Task brief: Copy each entry below verbatim. Skip the pictures.

Recorded data:
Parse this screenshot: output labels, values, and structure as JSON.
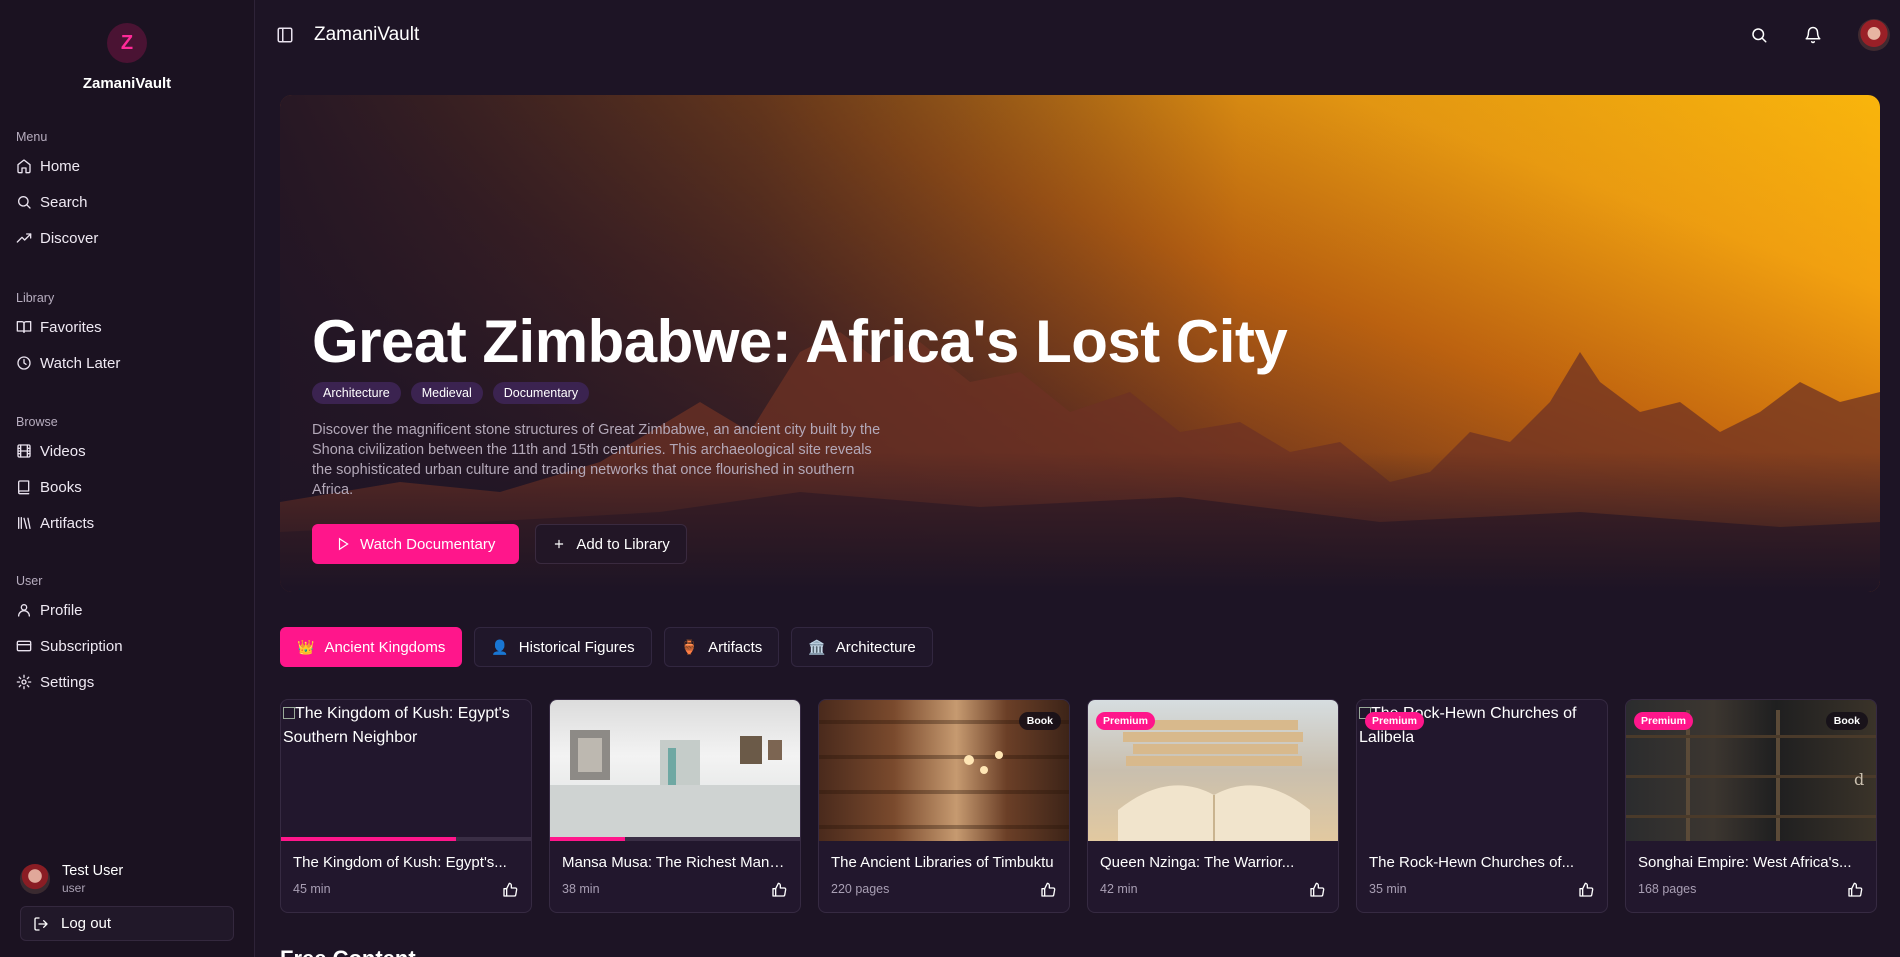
{
  "app": {
    "name": "ZamaniVault",
    "logo_letter": "Z"
  },
  "sidebar": {
    "sections": [
      {
        "heading": "Menu",
        "items": [
          {
            "label": "Home",
            "icon": "home-icon"
          },
          {
            "label": "Search",
            "icon": "search-icon"
          },
          {
            "label": "Discover",
            "icon": "trending-icon"
          }
        ]
      },
      {
        "heading": "Library",
        "items": [
          {
            "label": "Favorites",
            "icon": "book-open-icon"
          },
          {
            "label": "Watch Later",
            "icon": "clock-icon"
          }
        ]
      },
      {
        "heading": "Browse",
        "items": [
          {
            "label": "Videos",
            "icon": "film-icon"
          },
          {
            "label": "Books",
            "icon": "book-icon"
          },
          {
            "label": "Artifacts",
            "icon": "library-icon"
          }
        ]
      },
      {
        "heading": "User",
        "items": [
          {
            "label": "Profile",
            "icon": "user-icon"
          },
          {
            "label": "Subscription",
            "icon": "credit-card-icon"
          },
          {
            "label": "Settings",
            "icon": "gear-icon"
          }
        ]
      }
    ],
    "user": {
      "name": "Test User",
      "role": "user"
    },
    "logout_label": "Log out"
  },
  "header": {
    "title": "ZamaniVault"
  },
  "hero": {
    "title": "Great Zimbabwe: Africa's Lost City",
    "tags": [
      "Architecture",
      "Medieval",
      "Documentary"
    ],
    "description": "Discover the magnificent stone structures of Great Zimbabwe, an ancient city built by the Shona civilization between the 11th and 15th centuries. This archaeological site reveals the sophisticated urban culture and trading networks that once flourished in southern Africa.",
    "primary_label": "Watch Documentary",
    "secondary_label": "Add to Library"
  },
  "tabs": [
    {
      "label": "Ancient Kingdoms",
      "emoji": "👑",
      "active": true
    },
    {
      "label": "Historical Figures",
      "emoji": "👤",
      "active": false
    },
    {
      "label": "Artifacts",
      "emoji": "🏺",
      "active": false
    },
    {
      "label": "Architecture",
      "emoji": "🏛️",
      "active": false
    }
  ],
  "cards": [
    {
      "title": "The Kingdom of Kush: Egypt's Southern Neighbor",
      "display_title": "The Kingdom of Kush: Egypt's...",
      "meta": "45 min",
      "alt": "The Kingdom of Kush: Egypt's Southern Neighbor",
      "thumb": "broken",
      "progress": 0.7,
      "premium": false,
      "type": ""
    },
    {
      "title": "Mansa Musa: The Richest Man i...",
      "display_title": "Mansa Musa: The Richest Man i...",
      "meta": "38 min",
      "thumb": "gallery",
      "progress": 0.3,
      "premium": false,
      "type": ""
    },
    {
      "title": "The Ancient Libraries of Timbuktu",
      "display_title": "The Ancient Libraries of Timbuktu",
      "meta": "220 pages",
      "thumb": "library",
      "progress": 0,
      "premium": false,
      "type": "Book"
    },
    {
      "title": "Queen Nzinga: The Warrior...",
      "display_title": "Queen Nzinga: The Warrior...",
      "meta": "42 min",
      "thumb": "book",
      "progress": 0,
      "premium": true,
      "type": ""
    },
    {
      "title": "The Rock-Hewn Churches of Lalibela",
      "display_title": "The Rock-Hewn Churches of...",
      "meta": "35 min",
      "alt": "The Rock-Hewn Churches of Lalibela",
      "thumb": "broken",
      "progress": 0,
      "premium": true,
      "type": ""
    },
    {
      "title": "Songhai Empire: West Africa's...",
      "display_title": "Songhai Empire: West Africa's...",
      "meta": "168 pages",
      "thumb": "shelves",
      "progress": 0,
      "premium": true,
      "type": "Book"
    }
  ],
  "badges": {
    "premium": "Premium"
  },
  "next_section": {
    "title": "Free Content"
  },
  "colors": {
    "accent": "#ff168b",
    "background": "#1d1425",
    "sidebar": "#1b1221"
  }
}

The completed task:
Parse this screenshot: output labels, values, and structure as JSON.
{
  "app": {
    "name": "ZamaniVault",
    "logo_letter": "Z"
  },
  "sidebar": {
    "sections": [
      {
        "heading": "Menu",
        "items": [
          {
            "label": "Home",
            "icon": "home-icon"
          },
          {
            "label": "Search",
            "icon": "search-icon"
          },
          {
            "label": "Discover",
            "icon": "trending-icon"
          }
        ]
      },
      {
        "heading": "Library",
        "items": [
          {
            "label": "Favorites",
            "icon": "book-open-icon"
          },
          {
            "label": "Watch Later",
            "icon": "clock-icon"
          }
        ]
      },
      {
        "heading": "Browse",
        "items": [
          {
            "label": "Videos",
            "icon": "film-icon"
          },
          {
            "label": "Books",
            "icon": "book-icon"
          },
          {
            "label": "Artifacts",
            "icon": "library-icon"
          }
        ]
      },
      {
        "heading": "User",
        "items": [
          {
            "label": "Profile",
            "icon": "user-icon"
          },
          {
            "label": "Subscription",
            "icon": "credit-card-icon"
          },
          {
            "label": "Settings",
            "icon": "gear-icon"
          }
        ]
      }
    ],
    "user": {
      "name": "Test User",
      "role": "user"
    },
    "logout_label": "Log out"
  },
  "header": {
    "title": "ZamaniVault"
  },
  "hero": {
    "title": "Great Zimbabwe: Africa's Lost City",
    "tags": [
      "Architecture",
      "Medieval",
      "Documentary"
    ],
    "description": "Discover the magnificent stone structures of Great Zimbabwe, an ancient city built by the Shona civilization between the 11th and 15th centuries. This archaeological site reveals the sophisticated urban culture and trading networks that once flourished in southern Africa.",
    "primary_label": "Watch Documentary",
    "secondary_label": "Add to Library"
  },
  "tabs": [
    {
      "label": "Ancient Kingdoms",
      "emoji": "👑",
      "active": true
    },
    {
      "label": "Historical Figures",
      "emoji": "👤",
      "active": false
    },
    {
      "label": "Artifacts",
      "emoji": "🏺",
      "active": false
    },
    {
      "label": "Architecture",
      "emoji": "🏛️",
      "active": false
    }
  ],
  "cards": [
    {
      "title": "The Kingdom of Kush: Egypt's Southern Neighbor",
      "display_title": "The Kingdom of Kush: Egypt's...",
      "meta": "45 min",
      "alt": "The Kingdom of Kush: Egypt's Southern Neighbor",
      "thumb": "broken",
      "progress": 0.7,
      "premium": false,
      "type": ""
    },
    {
      "title": "Mansa Musa: The Richest Man i...",
      "display_title": "Mansa Musa: The Richest Man i...",
      "meta": "38 min",
      "thumb": "gallery",
      "progress": 0.3,
      "premium": false,
      "type": ""
    },
    {
      "title": "The Ancient Libraries of Timbuktu",
      "display_title": "The Ancient Libraries of Timbuktu",
      "meta": "220 pages",
      "thumb": "library",
      "progress": 0,
      "premium": false,
      "type": "Book"
    },
    {
      "title": "Queen Nzinga: The Warrior...",
      "display_title": "Queen Nzinga: The Warrior...",
      "meta": "42 min",
      "thumb": "book",
      "progress": 0,
      "premium": true,
      "type": ""
    },
    {
      "title": "The Rock-Hewn Churches of Lalibela",
      "display_title": "The Rock-Hewn Churches of...",
      "meta": "35 min",
      "alt": "The Rock-Hewn Churches of Lalibela",
      "thumb": "broken",
      "progress": 0,
      "premium": true,
      "type": ""
    },
    {
      "title": "Songhai Empire: West Africa's...",
      "display_title": "Songhai Empire: West Africa's...",
      "meta": "168 pages",
      "thumb": "shelves",
      "progress": 0,
      "premium": true,
      "type": "Book"
    }
  ],
  "badges": {
    "premium": "Premium"
  },
  "next_section": {
    "title": "Free Content"
  },
  "colors": {
    "accent": "#ff168b",
    "background": "#1d1425",
    "sidebar": "#1b1221"
  }
}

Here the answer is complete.